- [Input records]
####

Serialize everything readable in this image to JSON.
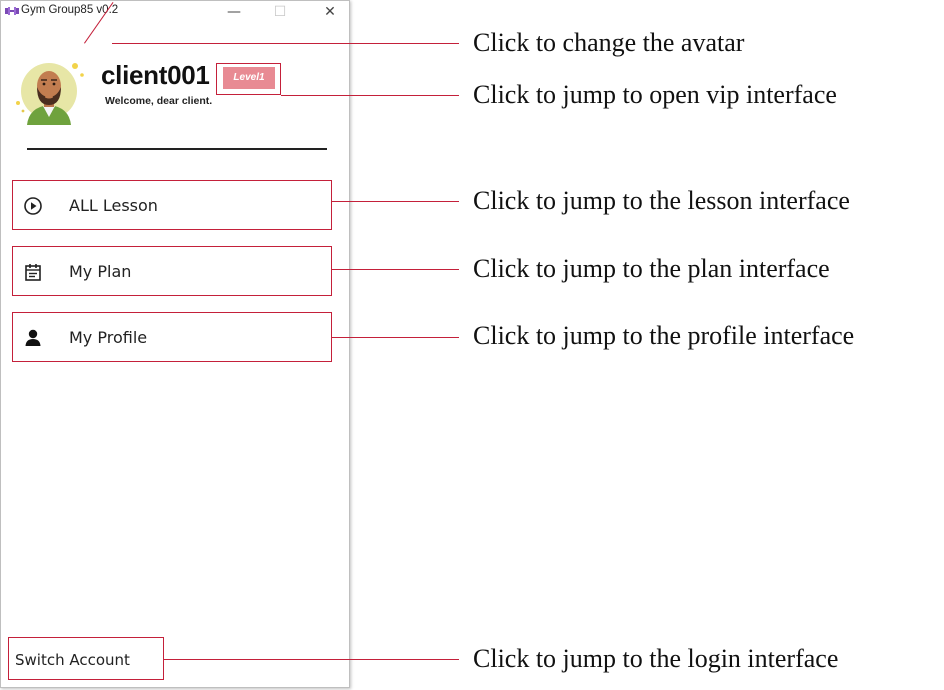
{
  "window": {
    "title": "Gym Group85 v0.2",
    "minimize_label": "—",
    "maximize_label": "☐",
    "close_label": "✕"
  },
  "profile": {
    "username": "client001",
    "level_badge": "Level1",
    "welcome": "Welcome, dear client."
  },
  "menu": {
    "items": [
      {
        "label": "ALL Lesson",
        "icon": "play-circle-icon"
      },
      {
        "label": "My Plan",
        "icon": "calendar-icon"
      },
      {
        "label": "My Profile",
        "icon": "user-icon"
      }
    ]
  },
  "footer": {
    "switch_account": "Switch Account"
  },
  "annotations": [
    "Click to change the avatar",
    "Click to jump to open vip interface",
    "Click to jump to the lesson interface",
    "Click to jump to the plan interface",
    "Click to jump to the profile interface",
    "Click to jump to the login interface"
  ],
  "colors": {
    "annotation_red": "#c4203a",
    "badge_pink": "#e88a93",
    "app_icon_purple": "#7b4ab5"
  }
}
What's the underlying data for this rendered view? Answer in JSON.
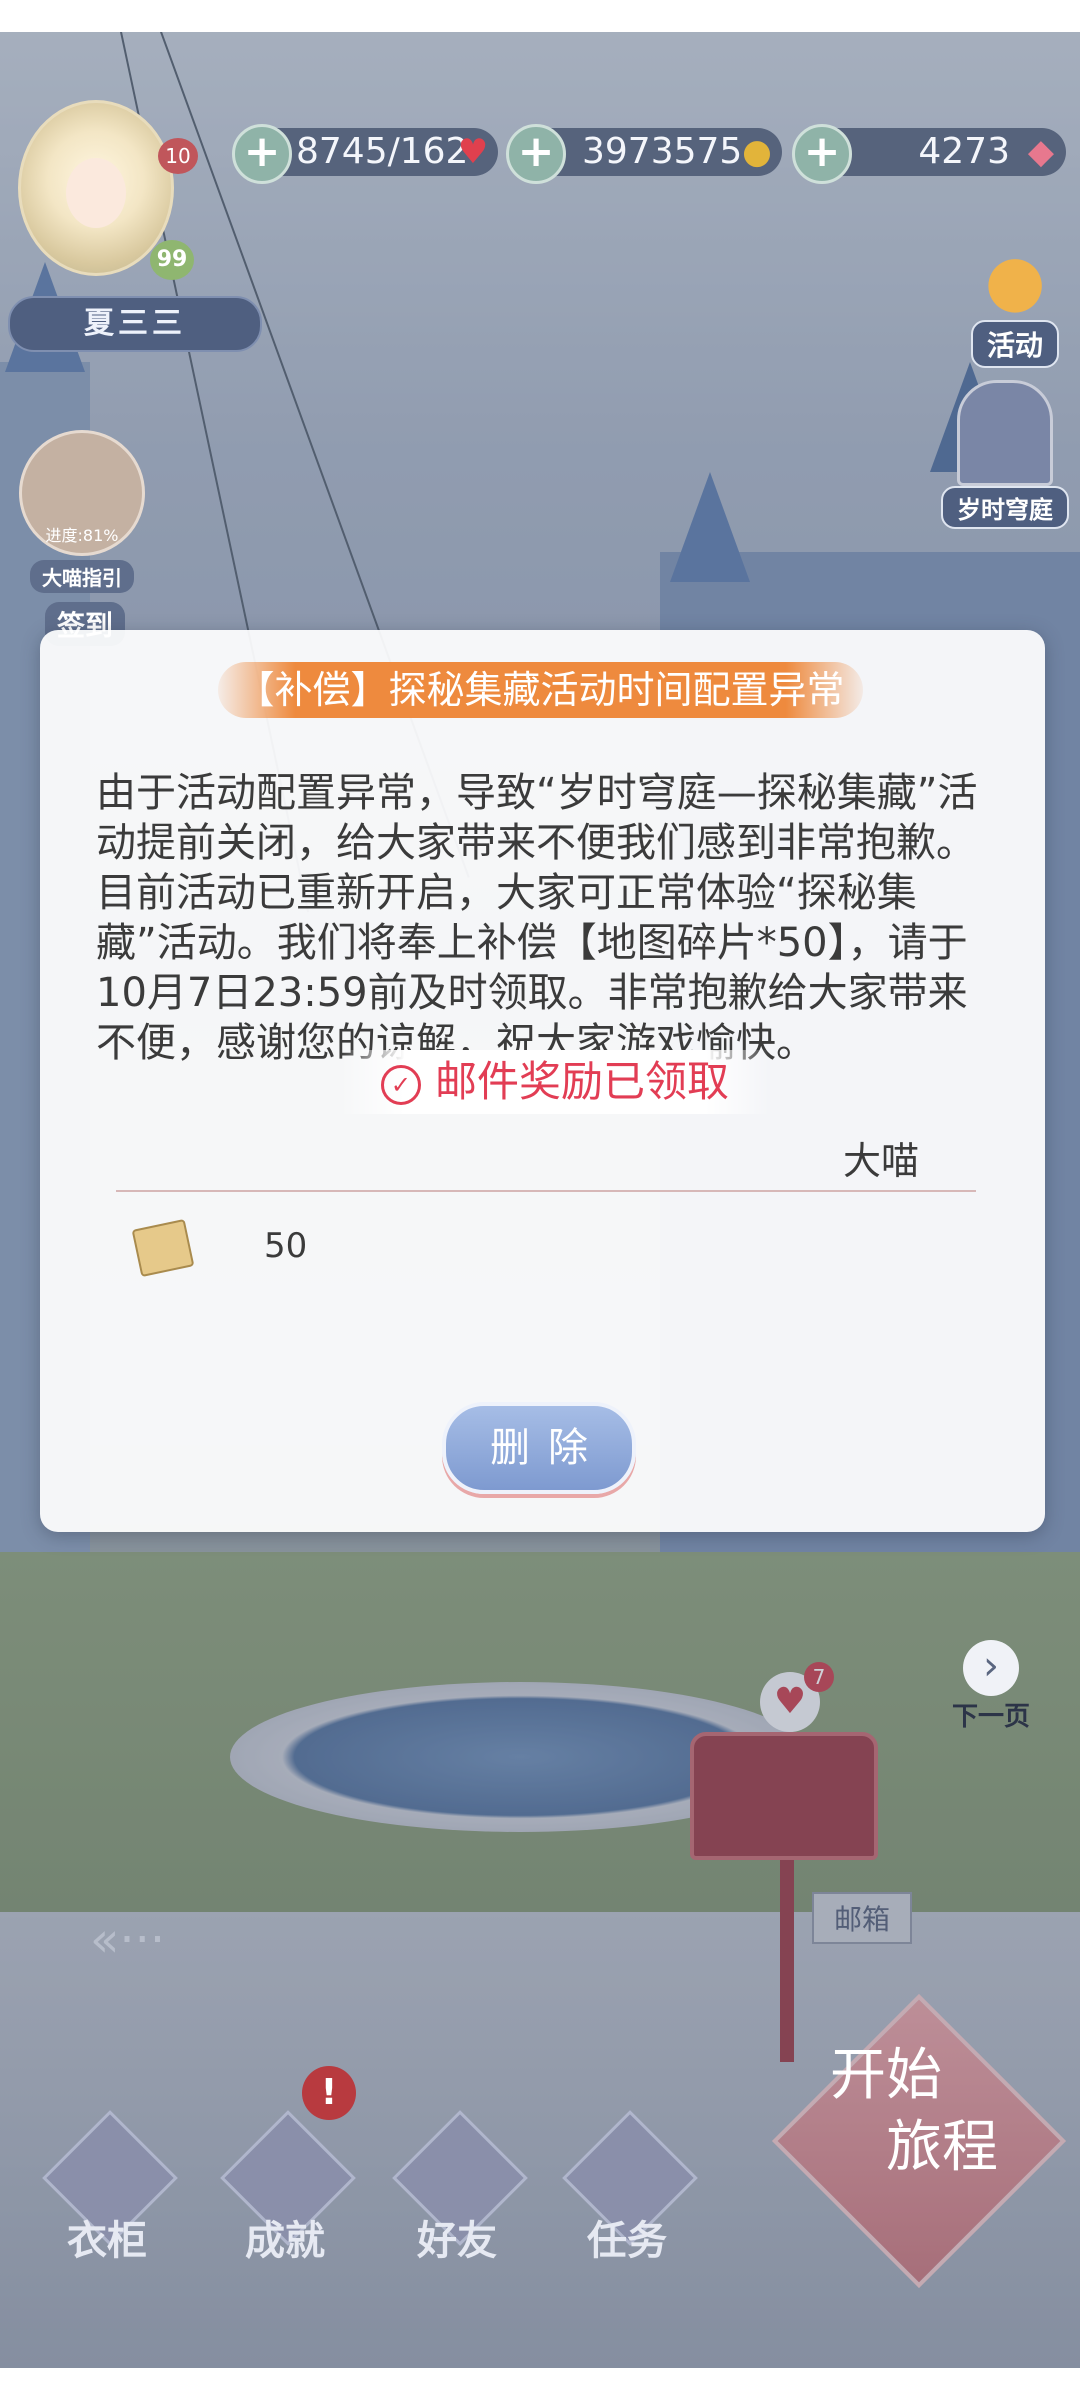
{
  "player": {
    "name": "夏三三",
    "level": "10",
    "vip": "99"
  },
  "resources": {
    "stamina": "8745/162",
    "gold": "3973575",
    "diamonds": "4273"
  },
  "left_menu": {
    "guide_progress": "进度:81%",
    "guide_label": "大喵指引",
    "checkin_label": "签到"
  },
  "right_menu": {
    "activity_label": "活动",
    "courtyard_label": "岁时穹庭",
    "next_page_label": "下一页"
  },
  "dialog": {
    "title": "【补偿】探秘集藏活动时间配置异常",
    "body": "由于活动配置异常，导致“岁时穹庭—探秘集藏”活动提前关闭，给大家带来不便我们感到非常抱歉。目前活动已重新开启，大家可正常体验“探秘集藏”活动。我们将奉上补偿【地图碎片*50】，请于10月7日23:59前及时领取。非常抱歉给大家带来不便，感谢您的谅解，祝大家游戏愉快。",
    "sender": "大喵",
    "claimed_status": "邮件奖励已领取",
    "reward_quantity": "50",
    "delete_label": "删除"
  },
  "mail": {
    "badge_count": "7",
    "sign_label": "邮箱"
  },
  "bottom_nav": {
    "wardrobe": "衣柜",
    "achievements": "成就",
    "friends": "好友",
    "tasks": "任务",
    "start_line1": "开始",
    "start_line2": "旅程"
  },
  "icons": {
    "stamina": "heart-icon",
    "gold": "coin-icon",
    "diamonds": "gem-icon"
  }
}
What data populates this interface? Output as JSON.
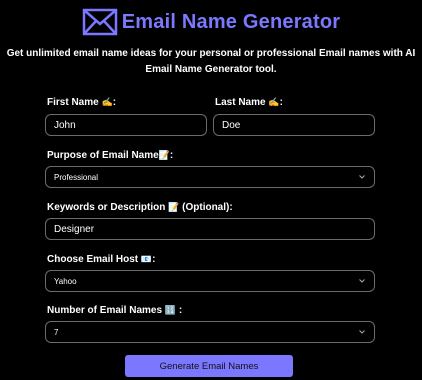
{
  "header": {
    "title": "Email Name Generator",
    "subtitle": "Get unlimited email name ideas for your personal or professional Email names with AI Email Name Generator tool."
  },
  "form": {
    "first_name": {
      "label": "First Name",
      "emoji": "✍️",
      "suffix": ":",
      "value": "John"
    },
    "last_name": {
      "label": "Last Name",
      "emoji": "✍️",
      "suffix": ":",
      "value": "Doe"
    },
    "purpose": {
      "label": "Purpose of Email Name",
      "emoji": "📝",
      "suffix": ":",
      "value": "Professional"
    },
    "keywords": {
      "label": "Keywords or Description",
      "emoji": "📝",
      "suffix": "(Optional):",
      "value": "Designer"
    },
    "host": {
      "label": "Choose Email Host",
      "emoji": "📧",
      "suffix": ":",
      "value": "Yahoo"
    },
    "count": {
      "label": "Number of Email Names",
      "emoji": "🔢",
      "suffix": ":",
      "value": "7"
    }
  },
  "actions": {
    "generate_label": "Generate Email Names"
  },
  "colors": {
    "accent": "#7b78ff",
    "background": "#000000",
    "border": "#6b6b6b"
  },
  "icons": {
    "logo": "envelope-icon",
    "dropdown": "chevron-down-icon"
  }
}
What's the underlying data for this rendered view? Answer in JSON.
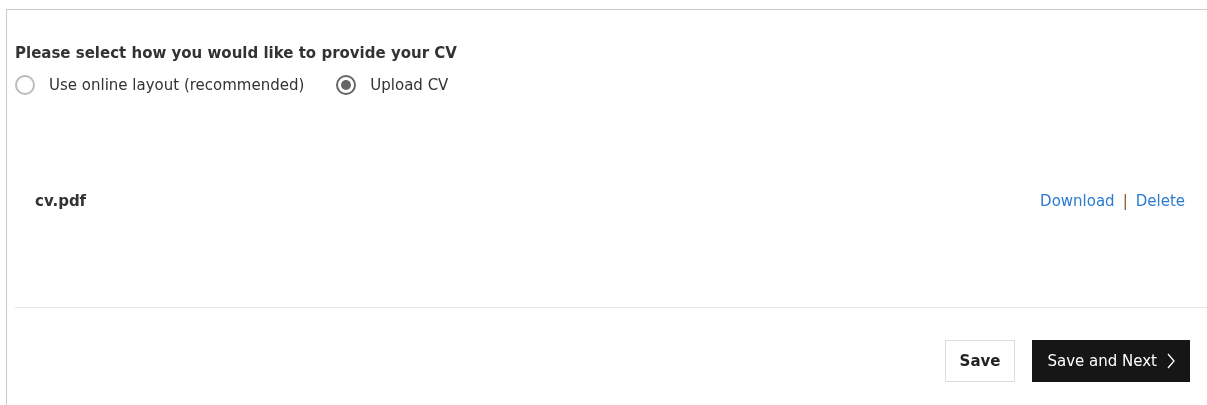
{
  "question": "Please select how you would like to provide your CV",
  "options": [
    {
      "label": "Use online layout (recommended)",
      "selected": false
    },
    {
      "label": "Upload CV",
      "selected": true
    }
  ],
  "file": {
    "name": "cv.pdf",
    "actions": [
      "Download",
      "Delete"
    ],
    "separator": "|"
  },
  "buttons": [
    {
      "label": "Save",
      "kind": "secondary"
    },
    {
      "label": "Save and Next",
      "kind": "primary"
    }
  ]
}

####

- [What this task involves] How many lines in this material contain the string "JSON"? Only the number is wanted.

- [Response below] 4